This guide is written for Hardy Heron and seems about the same for Lucid Lynx (the 10.04). The author is using a nVidia GeForce 8600 GT with restricted drivers on a dual head setup. It will most likely work on other supported versions of Ubuntu with only minor adjustments, usually only in names and titles.
You can check your video card model by running, from terminal:
lspci | grep VGA
More information can be provided by running
sudo lshw -C video
This guide does not cover Xinerama, please see XineramaHowTo.
Installing Restricted Drivers
Restricted drivers are generally needed to take advantage of multi-head setups. There are a few options for installing the restricted "nvidia" drivers:
see BinaryDriverHowto/Nvidia for using the built in method, Hardware Drivers or Restricted Drivers Manager
see NvidiaManual for installing the drivers manually or using Envy/EnvyNG
Using Envy/EnvyNG or Manually installing the drivers may require you to reinstall them after kernel upgrades.

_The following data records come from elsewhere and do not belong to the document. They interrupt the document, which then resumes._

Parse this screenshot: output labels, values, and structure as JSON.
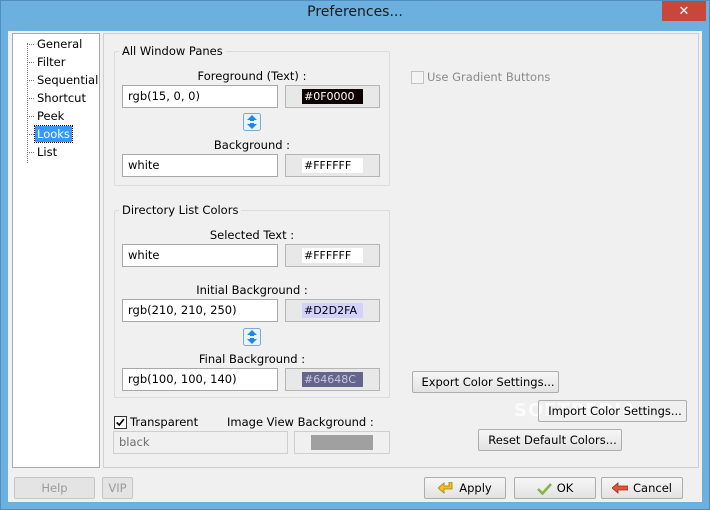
{
  "window": {
    "title": "Preferences...",
    "close_glyph": "✕",
    "accent": "#6cb0df",
    "close_color": "#c9463d"
  },
  "tree": {
    "items": [
      {
        "label": "General"
      },
      {
        "label": "Filter"
      },
      {
        "label": "Sequential"
      },
      {
        "label": "Shortcut"
      },
      {
        "label": "Peek"
      },
      {
        "label": "Looks"
      },
      {
        "label": "List"
      }
    ],
    "selected": "Looks"
  },
  "all_panes": {
    "title": "All Window Panes",
    "foreground_label": "Foreground (Text) :",
    "foreground_value": "rgb(15, 0, 0)",
    "foreground_swatch": {
      "hex": "#0F0000",
      "color": "#0f0000",
      "text_color": "#ffffff"
    },
    "background_label": "Background :",
    "background_value": "white",
    "background_swatch": {
      "hex": "#FFFFFF",
      "color": "#ffffff",
      "text_color": "#000000"
    }
  },
  "gradient": {
    "label": "Use Gradient Buttons",
    "checked": false,
    "enabled": false
  },
  "dir_colors": {
    "title": "Directory List Colors",
    "selected_label": "Selected Text :",
    "selected_value": "white",
    "selected_swatch": {
      "hex": "#FFFFFF",
      "color": "#ffffff",
      "text_color": "#000000"
    },
    "initial_label": "Initial Background :",
    "initial_value": "rgb(210, 210, 250)",
    "initial_swatch": {
      "hex": "#D2D2FA",
      "color": "#d2d2fa",
      "text_color": "#000000"
    },
    "final_label": "Final Background :",
    "final_value": "rgb(100, 100, 140)",
    "final_swatch": {
      "hex": "#64648C",
      "color": "#64648c",
      "text_color": "#c8c8d8"
    }
  },
  "image_view": {
    "transparent_label": "Transparent",
    "transparent_checked": true,
    "bg_label": "Image View Background :",
    "bg_value": "black",
    "bg_swatch_color": "#a0a0a0"
  },
  "actions": {
    "export_label": "Export Color Settings...",
    "import_label": "Import Color Settings...",
    "reset_label": "Reset Default Colors..."
  },
  "footer": {
    "help_label": "Help",
    "vip_label": "VIP",
    "apply_label": "Apply",
    "ok_label": "OK",
    "cancel_label": "Cancel"
  },
  "watermark": "SOFTPEDIA"
}
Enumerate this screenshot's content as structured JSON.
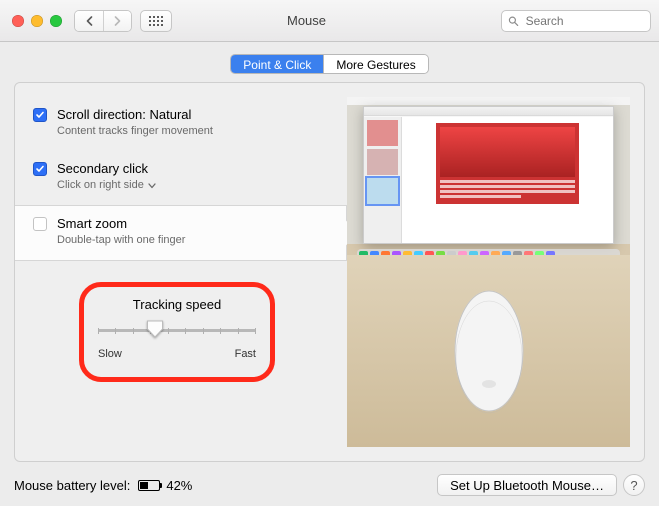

Setting up Multi Head
After the system reboot, you can change your X settings by going to System->Administration->NVIDIA X Server Settings. If you installed the driver manually, it may be under Applications->System Tools->NVIDIA X Server Settings. Alternatively, run from terminal:
In Lucid i just went to the top taskbar/panel and clicked on
- System - Preferences - Monitors
A pop-up box appeared saying "It appears that your graphics driver does not support the necessary extensions to use this tool. Do you want to use your graphics driver vendor's tool instead?". Clicking on the "Yes" button got me to the gui tool shown in the screenshot below.
If the driver didn't install this (Envy/EnvyNG surely does), you can install it manually with
sudo apt-get install nvidia-settings
You then should see something like this:
From the left pane, choose X Server Display Configuration. Now click the second screen in the dialog window and click Configure. Then enable TwinView, like so:
Alternatively, you can choose Separate X screen which will require you to reboot the computer later.
Choose your screen resolution, or leave at Auto. Position is usually best left as directional, but Absolute is OK if you want to set it manually. You can also swap primary displays from here.
- one large screen shared between two monitors
- in Compiz-Fusion, it makes the "cube" appear as one large octagon
Separate X screen
- separate X screens, one on each monitor
- allows your window manager (Metacity, XFWM, Compiz, etc.) to be aware that there are two screens
- in Compiz-Fusion, each monitor has its own cube, controlled separately
Now we will save the new settings by clicking Save to X Configuration File.
I prefer to uncheck Merge with existing file. Now click Save. If it gives you an error, "Unable to remove old X config backup file '/etc/X11/xorg.conf.backup' then click OK and open the save dialog again. Click Show preview..., select all and copy. Now open a terminal and run
gksudo gedit /etc/X11/xorg.conf
Delete the current contents of this file and paste what is in the preview. Save and close.
Now you can quit the Settings window. If needed, restart X by logging out and back in, or typing sudo /etc/init.d/gdm restart, or reboot the computer.
During the course of this tutorial, if X breaks and you no longer have a GUI, you should uninstall the restricted driver, reset xorg.conf and then reboot.
Note: If you are trying to save your xorg.conf file after changing settings in the nvidia-settings app and you recieve the error message
Failed to parse existing X config file '/etc/X11/xorg.conf'
then you can resolve this by replacing your xorg.conf file with the commmand
You should then be able to follow the procedure described here and save the new xorg.conf. The error described here seems to occur after a fresh install of Karmic.
Removing Restricted Drivers
If you installed from Hardware Drivers (aka Restricted Drivers Manager), either uncheck the box there, or run:
sudo apt-get remove --purge nvidia-glx-new
You may need to subsitute in nvidia-glx-legacy or nvidia-glx depending on your card.
If you used EnvyNG to install the restricted drivers and cannot access the GUI to uninstall them graphically, run from a tty or recovery mode kernel:
If you installed restricted drivers using a .run file from Nvidia's website, cd to the appropriate directory and run
sudo sh <name_of_the_nvidia_installer> --uninstall
again, substitute from the above examples.
From a tty or the recovery mode kernel, you can run
sudo dpkg-reconfigure xserver-xorg -phigh
You should now reboot the computer. If you are at a terminal or tty, run:
Here are some other useful and related pages.